Colombia’s chief government negotiator on Tuesday called for the immediate implementation of a revised peace deal with the FARC rebel group, six weeks after the original pact was rejected in a referendum.
The new accord between the government and the FARC was reached on Saturday following six weeks of resumed negotiations in Havana in the aftermath of the rejected referendum on October 2.
The text of the revised deal was published on Monday.
Former president Alvaro Uribe had urged the government to keep the door open for a second round of revisions of the deal initially signed on September 26.
But, no second round of negotiations with the hard-line Uribe will take place, Interior Minister Juan Fernando Cristo said first in an interview with newspaper El Tiempo published Tuesday.
Keeping the door open for modifications would be condemning it to fail.
Interior Minister Juan Fernando Cristo
Government negotiator Humberto de la Calle later on Tuesday said that the new deal had addressed more than 80% of the opposition’s concerns, is final and needed to be implemented “now.”
I think that most Colombians show support, satisfaction for, and above all, the desire to implement it now. This is the final agreement, so it is called, and we cannot waste time. We must begin implementation.
Chief negotiator Humberto de la Calle
De la Calle believes that the majority of the population is supportive of, and satisfied with the new agreement, and above all would like to see its immediate implementation.
Government negotiators plan to sit down on Tuesday or Wednesday with representatives of the opposition to in detail discuss the changes incorporated in the new deal.
Citizens on Twitter massively told Uribe and his allies on Sunday already to “#stopfuckingabout.”

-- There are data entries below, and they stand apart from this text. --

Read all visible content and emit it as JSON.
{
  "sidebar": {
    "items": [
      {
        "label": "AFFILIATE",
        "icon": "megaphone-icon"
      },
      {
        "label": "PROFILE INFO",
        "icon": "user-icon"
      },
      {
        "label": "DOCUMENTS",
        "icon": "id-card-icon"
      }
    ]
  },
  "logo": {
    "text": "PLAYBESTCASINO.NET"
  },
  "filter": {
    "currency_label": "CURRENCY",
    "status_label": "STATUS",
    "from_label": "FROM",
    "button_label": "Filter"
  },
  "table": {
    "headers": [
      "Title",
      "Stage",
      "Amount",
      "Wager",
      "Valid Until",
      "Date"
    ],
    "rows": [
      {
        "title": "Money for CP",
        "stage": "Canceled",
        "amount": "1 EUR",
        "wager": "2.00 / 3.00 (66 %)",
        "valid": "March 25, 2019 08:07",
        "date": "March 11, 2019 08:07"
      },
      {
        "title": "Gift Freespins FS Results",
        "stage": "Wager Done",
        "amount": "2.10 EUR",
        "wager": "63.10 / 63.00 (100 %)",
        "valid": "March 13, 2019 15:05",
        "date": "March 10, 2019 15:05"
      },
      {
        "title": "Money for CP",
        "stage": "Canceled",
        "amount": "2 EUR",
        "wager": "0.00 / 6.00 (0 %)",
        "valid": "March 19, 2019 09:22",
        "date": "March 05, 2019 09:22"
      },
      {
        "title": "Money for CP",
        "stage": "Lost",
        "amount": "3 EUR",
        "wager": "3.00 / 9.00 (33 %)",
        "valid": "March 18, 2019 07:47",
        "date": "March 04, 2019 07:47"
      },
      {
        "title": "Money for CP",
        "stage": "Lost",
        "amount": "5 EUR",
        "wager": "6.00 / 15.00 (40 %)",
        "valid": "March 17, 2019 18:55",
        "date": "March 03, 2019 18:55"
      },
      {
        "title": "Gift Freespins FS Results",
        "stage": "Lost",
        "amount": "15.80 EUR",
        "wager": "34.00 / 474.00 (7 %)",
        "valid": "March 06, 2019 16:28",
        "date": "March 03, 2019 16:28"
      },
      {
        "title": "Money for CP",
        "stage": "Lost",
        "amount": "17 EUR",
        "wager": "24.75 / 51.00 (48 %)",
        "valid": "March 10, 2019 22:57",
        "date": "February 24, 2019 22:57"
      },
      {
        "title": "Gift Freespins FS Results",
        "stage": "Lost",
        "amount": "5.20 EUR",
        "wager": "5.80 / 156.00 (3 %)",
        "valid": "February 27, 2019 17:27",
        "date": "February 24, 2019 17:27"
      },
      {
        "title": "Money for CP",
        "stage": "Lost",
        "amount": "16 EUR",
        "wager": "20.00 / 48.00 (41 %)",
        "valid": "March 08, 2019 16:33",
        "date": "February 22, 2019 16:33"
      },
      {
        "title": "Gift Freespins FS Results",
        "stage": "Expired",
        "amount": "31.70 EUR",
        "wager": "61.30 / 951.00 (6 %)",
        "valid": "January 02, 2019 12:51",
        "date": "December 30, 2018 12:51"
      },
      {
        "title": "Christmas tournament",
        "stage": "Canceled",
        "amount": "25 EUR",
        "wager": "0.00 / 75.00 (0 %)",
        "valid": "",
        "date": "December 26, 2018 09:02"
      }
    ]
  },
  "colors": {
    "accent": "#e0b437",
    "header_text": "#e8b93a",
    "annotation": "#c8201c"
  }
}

Nevertheless, support for the new deal is far from unanimous. In fact, it continues to divide Colombian citizens, especially FARC victims, a minority among the 8 million victims left by the armed conflict with multiple victimizers.
But, the government is in a hurry.
If Congress reportedly doesn’t begin the ratification process on November 23, its implementation will not be secured before Congress goes on recess in December and the suspended FARC demobilization would not be able to resume until February.
With guerrilla desertions already reported by the FARC, such a delay would increase the risk of guerrillas deserting the organization to join other groups or form new ones, effectively undoing the group’s demobilization and disarmament.